The lines of the records that include "data" should all be copied.

Segment Start: Input for this task

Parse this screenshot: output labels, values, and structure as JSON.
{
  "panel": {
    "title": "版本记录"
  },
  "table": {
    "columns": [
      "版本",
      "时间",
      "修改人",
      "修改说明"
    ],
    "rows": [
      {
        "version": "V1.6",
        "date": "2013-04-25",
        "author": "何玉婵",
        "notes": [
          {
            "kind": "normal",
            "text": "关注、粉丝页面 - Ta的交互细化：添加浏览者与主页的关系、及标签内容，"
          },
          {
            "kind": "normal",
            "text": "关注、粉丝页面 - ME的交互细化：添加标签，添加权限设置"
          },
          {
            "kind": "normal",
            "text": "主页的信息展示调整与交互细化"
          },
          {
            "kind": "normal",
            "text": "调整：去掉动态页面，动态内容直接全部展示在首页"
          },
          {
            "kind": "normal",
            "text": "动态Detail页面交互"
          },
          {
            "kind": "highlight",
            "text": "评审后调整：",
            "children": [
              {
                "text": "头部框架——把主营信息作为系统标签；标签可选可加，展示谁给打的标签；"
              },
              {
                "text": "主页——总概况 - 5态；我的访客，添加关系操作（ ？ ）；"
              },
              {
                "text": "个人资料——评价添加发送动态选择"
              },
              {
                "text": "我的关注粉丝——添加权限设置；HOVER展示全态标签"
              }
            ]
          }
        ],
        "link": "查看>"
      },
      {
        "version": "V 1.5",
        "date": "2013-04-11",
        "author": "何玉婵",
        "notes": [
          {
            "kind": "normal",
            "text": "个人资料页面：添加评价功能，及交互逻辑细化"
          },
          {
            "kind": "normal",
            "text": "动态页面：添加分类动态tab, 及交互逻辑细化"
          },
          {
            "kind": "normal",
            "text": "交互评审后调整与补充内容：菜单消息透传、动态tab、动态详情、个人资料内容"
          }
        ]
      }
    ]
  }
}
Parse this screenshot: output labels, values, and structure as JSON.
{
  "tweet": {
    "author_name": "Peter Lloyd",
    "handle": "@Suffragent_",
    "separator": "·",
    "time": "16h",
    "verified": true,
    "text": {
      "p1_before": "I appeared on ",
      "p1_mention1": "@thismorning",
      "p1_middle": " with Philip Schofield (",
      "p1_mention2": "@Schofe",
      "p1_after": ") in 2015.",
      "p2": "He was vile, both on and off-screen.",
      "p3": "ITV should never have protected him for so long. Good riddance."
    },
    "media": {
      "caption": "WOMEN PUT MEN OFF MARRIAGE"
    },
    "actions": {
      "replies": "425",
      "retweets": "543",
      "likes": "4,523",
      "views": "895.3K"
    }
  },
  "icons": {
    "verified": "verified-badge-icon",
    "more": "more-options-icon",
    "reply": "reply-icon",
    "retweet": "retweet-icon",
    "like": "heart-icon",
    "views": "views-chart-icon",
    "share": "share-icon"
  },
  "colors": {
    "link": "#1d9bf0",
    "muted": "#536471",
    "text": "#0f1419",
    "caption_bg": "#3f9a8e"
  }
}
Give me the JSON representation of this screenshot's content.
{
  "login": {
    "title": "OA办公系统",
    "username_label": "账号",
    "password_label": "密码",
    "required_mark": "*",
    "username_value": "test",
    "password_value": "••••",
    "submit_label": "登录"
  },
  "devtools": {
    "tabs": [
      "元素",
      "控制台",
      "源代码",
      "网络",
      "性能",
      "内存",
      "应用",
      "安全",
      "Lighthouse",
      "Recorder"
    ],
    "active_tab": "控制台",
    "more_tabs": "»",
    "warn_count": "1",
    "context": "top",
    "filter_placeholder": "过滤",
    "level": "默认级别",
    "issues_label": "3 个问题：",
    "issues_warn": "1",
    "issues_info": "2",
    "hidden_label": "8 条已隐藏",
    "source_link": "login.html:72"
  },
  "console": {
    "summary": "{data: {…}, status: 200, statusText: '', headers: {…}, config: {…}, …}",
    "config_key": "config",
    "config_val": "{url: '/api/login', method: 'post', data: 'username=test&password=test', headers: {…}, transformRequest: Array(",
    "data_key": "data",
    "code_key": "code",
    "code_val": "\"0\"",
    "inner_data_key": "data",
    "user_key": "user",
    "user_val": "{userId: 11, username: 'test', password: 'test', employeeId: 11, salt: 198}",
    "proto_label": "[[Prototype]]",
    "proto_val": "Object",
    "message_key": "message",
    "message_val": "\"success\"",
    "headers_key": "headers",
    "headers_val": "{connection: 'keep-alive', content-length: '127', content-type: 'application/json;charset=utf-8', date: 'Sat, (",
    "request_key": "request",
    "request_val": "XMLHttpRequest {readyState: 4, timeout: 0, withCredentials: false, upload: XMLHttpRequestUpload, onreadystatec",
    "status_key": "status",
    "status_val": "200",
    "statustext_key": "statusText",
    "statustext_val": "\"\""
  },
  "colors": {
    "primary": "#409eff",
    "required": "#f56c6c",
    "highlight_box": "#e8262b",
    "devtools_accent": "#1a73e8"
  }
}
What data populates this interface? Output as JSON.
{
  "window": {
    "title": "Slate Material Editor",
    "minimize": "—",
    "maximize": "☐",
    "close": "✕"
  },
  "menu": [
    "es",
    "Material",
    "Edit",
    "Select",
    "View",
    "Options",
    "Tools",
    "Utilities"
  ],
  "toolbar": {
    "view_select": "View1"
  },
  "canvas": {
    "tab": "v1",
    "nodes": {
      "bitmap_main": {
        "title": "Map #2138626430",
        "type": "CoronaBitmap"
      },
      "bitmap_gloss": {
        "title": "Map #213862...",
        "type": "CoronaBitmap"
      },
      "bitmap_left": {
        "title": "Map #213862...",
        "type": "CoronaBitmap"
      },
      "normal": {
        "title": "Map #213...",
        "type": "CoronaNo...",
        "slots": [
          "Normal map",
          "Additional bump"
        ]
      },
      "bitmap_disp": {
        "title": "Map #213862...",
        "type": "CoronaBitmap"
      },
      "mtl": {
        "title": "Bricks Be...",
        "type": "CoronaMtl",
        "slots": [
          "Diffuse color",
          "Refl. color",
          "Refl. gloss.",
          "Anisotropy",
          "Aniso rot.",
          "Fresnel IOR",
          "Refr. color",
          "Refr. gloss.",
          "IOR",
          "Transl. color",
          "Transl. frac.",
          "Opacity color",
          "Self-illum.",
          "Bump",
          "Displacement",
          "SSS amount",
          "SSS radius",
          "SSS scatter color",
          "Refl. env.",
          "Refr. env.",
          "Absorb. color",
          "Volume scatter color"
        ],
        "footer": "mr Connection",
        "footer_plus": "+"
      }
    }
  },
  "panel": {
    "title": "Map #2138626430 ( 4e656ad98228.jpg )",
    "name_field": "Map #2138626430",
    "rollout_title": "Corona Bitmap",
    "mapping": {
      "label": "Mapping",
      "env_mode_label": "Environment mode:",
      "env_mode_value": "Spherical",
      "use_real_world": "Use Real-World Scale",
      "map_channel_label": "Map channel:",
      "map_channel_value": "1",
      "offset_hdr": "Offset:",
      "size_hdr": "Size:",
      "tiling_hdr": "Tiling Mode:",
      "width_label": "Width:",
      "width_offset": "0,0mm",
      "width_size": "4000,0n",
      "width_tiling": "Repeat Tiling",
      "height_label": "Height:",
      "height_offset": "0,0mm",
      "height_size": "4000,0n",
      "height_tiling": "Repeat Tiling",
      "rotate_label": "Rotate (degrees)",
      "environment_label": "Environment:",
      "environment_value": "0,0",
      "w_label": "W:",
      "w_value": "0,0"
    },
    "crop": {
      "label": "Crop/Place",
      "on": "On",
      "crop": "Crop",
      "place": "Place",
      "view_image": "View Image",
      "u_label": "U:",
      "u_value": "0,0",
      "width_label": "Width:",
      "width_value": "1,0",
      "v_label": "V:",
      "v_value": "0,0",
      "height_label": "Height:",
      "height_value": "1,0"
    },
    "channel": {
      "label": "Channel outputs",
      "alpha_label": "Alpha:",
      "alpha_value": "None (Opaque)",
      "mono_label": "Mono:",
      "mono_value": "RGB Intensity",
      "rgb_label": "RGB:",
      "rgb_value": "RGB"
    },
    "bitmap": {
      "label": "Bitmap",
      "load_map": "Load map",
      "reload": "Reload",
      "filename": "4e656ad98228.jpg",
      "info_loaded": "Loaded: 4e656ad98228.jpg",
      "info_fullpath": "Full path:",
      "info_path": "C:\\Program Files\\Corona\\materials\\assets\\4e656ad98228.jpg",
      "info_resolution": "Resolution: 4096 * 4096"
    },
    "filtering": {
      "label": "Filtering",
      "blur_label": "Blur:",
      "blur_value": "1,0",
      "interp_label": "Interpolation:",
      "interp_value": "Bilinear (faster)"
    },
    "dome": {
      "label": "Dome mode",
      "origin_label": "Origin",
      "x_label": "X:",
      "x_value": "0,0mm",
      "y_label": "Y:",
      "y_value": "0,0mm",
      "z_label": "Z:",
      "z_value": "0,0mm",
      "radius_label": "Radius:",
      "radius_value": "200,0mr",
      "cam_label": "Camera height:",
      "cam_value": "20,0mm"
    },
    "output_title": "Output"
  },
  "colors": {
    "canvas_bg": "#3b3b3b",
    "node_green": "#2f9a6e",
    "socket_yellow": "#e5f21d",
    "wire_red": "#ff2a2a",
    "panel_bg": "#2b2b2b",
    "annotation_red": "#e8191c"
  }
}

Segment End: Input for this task

• _Solution below_:
    "summary": "{data: {…}, status: 200, statusText: '', headers: {…}, config: {…}, …}",
    "config_val": "{url: '/api/login', method: 'post', data: 'username=test&password=test', headers: {…}, transformRequest: Array(",
    "data_key": "data",
    "inner_data_key": "data",
What data populates this interface? Output as JSON.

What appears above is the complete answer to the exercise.